Naturally, this has become a major topic of discussion on the internet. One way that internet users are engaging in this conversation is by sharing their shopping lists from several years past and comparing them to the shopping lists of today, often finding that their new grocery receipts are markedly higher than their typical 2020 bill.
In a video with over 453,000 views, TikTok user Kay (@kaypal7) uses the Walmart app to see a 2020 shopping list. The total after tax came out to $161.18. After recreating the list to the best of her ability, the new post-tax total was $205.52—an increase of around 27.5%
This price increase significantly outpaces inflation. If the original price were to follow the Bureau of Labor Statistics’ inflation calculator, the price would be just $189.30.
@kaypal7 #greenscreenvideo #greenscreen #inflation2022 #inflation2023 #politics #shrinkflation #poverty #finance #povertyfinance #teacher #workingclass #richmennorthofrichmond #makeotmakesense #poor #teachers #teacherlife ♬ original sound – Kay Pal
“That’s 44 extra dollars that I’m spending which, if you take into account that I go shopping once a week, that’s about $170 a month that I wasn’t spending before, which would have bought me an entire week’s worth of groceries back in 2020,” Kay says. “That’s a lot of money for a teacher. That’s a lot of money for a lot of people.”
To conclude her video, Kay says, “If you’ve been feeling like your money hasn’t been going as far and your dollar’s not stretching the way it used to, it’s not just you.
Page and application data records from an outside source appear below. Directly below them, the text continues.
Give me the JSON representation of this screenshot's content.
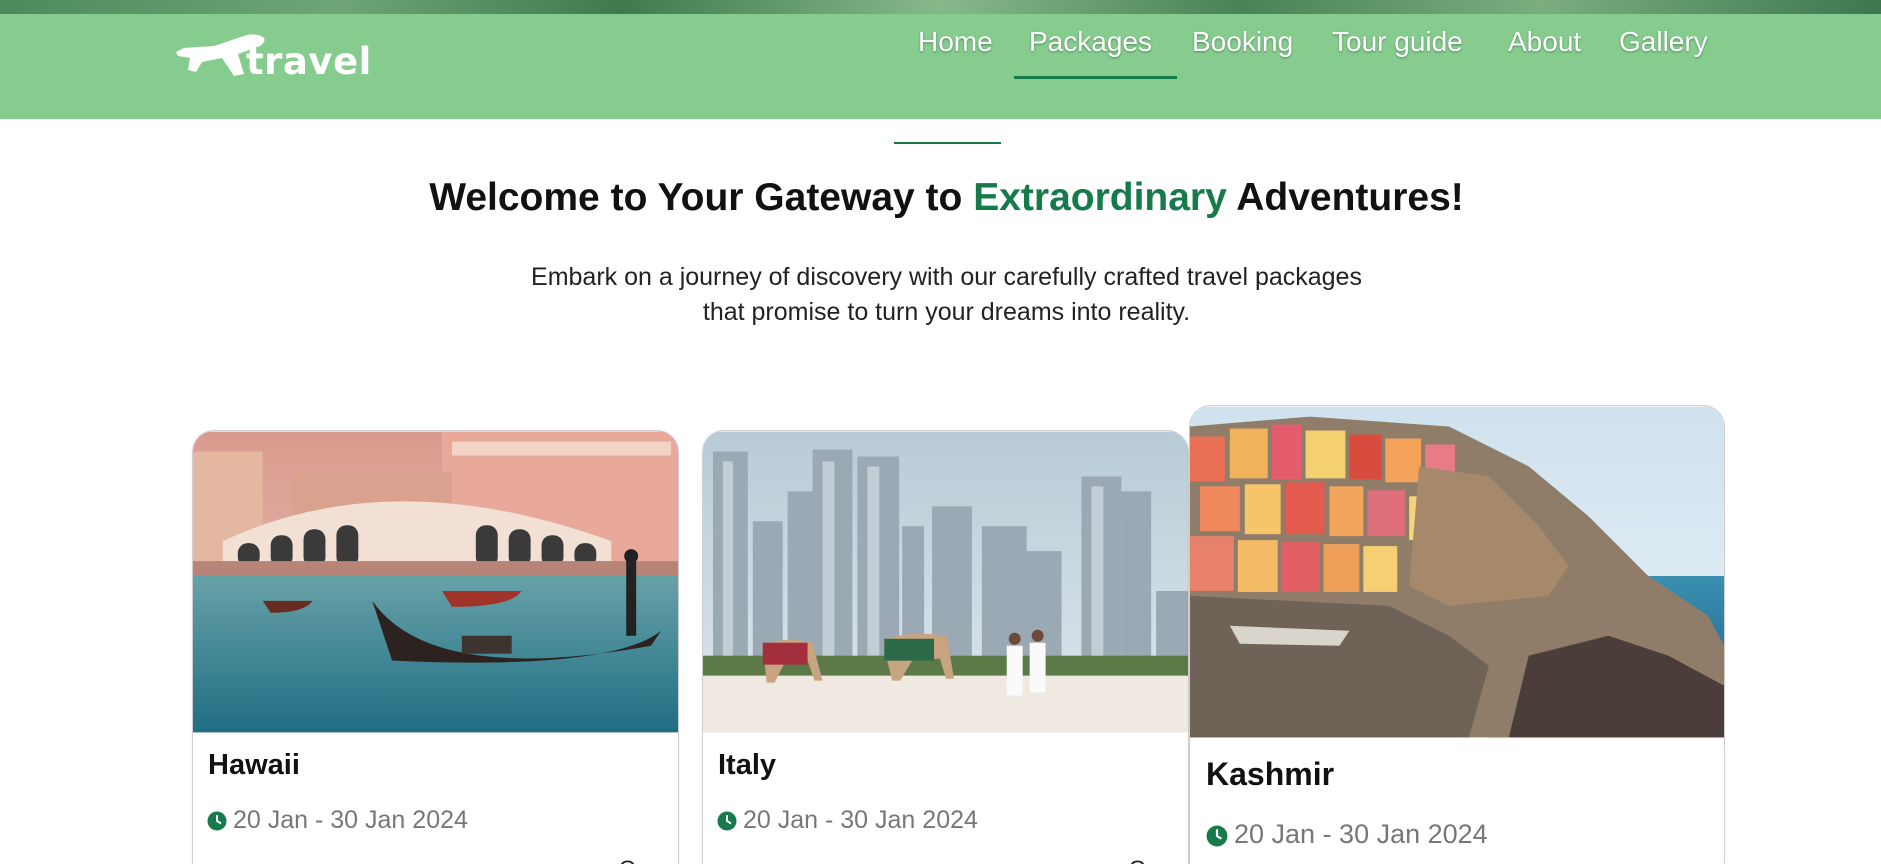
{
  "brand": {
    "logo_text": "travel"
  },
  "nav": {
    "items": [
      "Home",
      "Packages",
      "Booking",
      "Tour guide",
      "About",
      "Gallery"
    ],
    "active": "Packages"
  },
  "intro": {
    "headline_before": "Welcome to Your Gateway to ",
    "headline_accent": "Extraordinary",
    "headline_after": " Adventures!",
    "subtext": "Embark on a journey of discovery with our carefully crafted travel packages that promise to turn your dreams into reality."
  },
  "cards": [
    {
      "title": "Hawaii",
      "date": "20 Jan - 30 Jan 2024",
      "cut_text": "O.."
    },
    {
      "title": "Italy",
      "date": "20 Jan - 30 Jan 2024",
      "cut_text": "O.."
    },
    {
      "title": "Kashmir",
      "date": "20 Jan - 30 Jan 2024"
    }
  ],
  "colors": {
    "header_bg": "#85cc8e",
    "accent": "#167a4a",
    "text": "#111111",
    "muted": "#777777"
  }
}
It really is.”
This video sparked outrage amongst commenters, who were quick to share their own stories of high prices.
Some called out “shrinkflation,” the act of reducing the size of a package while maintaining or increasing the price.
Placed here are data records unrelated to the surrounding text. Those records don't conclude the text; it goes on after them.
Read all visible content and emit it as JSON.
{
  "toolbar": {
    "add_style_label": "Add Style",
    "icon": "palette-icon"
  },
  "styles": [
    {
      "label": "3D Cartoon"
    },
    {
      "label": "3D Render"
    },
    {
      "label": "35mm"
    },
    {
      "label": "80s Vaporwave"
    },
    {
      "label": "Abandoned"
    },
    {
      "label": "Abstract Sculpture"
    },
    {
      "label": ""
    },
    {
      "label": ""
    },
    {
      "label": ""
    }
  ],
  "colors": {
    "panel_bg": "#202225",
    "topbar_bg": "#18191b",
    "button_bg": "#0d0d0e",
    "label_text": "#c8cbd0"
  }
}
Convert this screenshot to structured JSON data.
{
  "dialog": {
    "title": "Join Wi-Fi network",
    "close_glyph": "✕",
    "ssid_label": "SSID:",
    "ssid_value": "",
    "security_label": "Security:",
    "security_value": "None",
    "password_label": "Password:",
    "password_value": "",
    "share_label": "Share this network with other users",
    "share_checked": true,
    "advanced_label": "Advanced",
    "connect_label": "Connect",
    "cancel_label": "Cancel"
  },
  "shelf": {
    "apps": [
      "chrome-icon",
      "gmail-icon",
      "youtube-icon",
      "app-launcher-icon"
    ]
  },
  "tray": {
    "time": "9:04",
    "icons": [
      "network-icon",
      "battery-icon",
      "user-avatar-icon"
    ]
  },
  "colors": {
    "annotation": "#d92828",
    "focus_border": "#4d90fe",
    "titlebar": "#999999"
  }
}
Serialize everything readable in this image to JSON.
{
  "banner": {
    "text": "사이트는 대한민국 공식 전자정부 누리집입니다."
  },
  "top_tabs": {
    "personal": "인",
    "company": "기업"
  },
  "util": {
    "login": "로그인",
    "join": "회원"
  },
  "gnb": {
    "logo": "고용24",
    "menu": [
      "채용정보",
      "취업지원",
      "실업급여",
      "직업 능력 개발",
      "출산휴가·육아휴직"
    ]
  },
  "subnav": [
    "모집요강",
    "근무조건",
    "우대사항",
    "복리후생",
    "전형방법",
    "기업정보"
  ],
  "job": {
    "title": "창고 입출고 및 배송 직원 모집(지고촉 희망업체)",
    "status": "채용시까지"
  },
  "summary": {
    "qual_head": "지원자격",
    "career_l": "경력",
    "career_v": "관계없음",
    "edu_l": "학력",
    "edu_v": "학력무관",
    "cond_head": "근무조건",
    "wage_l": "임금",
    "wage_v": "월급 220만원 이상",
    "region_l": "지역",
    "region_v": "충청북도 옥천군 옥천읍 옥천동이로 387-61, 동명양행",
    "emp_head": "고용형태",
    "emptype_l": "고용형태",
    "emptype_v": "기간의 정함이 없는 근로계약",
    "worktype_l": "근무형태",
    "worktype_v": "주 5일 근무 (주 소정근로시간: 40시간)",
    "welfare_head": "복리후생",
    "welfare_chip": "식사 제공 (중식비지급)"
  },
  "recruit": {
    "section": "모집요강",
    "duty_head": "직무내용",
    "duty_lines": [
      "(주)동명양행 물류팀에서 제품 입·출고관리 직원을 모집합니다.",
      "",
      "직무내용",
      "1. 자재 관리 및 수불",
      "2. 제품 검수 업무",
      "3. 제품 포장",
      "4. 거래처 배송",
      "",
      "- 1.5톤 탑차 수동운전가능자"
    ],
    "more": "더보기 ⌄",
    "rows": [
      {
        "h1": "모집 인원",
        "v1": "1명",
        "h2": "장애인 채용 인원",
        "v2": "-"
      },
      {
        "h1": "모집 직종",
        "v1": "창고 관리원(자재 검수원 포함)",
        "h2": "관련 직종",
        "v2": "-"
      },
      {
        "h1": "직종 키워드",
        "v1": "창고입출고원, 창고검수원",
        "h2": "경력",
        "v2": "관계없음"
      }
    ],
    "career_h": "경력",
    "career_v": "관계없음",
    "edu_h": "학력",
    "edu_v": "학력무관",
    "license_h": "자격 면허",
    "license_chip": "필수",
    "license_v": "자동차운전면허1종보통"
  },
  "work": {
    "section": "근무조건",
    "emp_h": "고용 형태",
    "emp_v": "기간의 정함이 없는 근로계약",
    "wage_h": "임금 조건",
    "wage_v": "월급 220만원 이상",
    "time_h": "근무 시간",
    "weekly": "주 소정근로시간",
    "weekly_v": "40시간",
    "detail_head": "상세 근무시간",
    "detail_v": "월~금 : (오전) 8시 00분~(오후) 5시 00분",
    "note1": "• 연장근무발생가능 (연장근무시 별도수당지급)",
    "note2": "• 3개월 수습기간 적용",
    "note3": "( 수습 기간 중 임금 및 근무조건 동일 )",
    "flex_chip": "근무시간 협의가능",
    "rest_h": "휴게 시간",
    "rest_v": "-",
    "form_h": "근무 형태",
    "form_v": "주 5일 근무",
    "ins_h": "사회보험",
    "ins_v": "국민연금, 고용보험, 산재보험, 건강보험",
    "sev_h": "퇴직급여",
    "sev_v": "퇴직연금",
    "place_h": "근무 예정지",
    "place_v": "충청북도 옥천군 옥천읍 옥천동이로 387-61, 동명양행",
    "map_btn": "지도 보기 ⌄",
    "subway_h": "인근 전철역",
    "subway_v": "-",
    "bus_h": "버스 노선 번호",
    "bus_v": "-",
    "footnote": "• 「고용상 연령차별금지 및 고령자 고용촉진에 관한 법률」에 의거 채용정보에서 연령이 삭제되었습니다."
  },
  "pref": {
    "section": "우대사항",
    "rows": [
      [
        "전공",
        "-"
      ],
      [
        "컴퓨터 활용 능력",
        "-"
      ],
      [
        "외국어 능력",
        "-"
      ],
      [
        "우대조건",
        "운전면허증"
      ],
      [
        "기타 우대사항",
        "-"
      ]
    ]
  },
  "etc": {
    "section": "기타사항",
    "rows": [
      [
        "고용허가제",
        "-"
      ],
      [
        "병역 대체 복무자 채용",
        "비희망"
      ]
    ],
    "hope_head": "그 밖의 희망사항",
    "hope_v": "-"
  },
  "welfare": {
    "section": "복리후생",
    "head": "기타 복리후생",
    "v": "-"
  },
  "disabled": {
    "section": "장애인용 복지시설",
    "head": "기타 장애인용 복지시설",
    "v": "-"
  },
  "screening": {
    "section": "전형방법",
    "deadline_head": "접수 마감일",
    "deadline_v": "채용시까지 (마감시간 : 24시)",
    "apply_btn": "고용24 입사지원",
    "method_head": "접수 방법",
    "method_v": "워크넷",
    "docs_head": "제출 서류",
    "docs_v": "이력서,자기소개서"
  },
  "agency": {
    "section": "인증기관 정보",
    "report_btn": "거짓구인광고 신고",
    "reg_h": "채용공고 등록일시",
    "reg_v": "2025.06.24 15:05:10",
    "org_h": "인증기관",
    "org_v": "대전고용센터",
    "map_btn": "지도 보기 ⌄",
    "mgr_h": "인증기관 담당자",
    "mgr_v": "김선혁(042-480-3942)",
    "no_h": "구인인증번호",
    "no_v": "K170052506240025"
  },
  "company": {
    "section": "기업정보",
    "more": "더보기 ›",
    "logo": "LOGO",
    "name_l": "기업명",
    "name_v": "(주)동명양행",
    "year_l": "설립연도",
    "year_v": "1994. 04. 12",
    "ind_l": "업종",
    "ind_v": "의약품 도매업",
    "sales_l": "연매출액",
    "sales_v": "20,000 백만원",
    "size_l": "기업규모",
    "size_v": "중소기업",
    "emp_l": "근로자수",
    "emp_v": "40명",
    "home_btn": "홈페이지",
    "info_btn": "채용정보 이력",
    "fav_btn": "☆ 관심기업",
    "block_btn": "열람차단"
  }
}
“Plus packages are smaller too so it’s even worse,” wrote a user.
Others simply complained about increasing costs of living and the failure of employers to pay wages that keep up with these costs.
“We spend almost $300 a week on groceries and household items. it used to be half that,” explained a commenter. “It’s just nuts out here!!”
“And I only get paid $1 more than I did in 2020,” summarized another.
The Daily Dot reached out to Kay via Instagram direct message and Walmart via media relations contact form.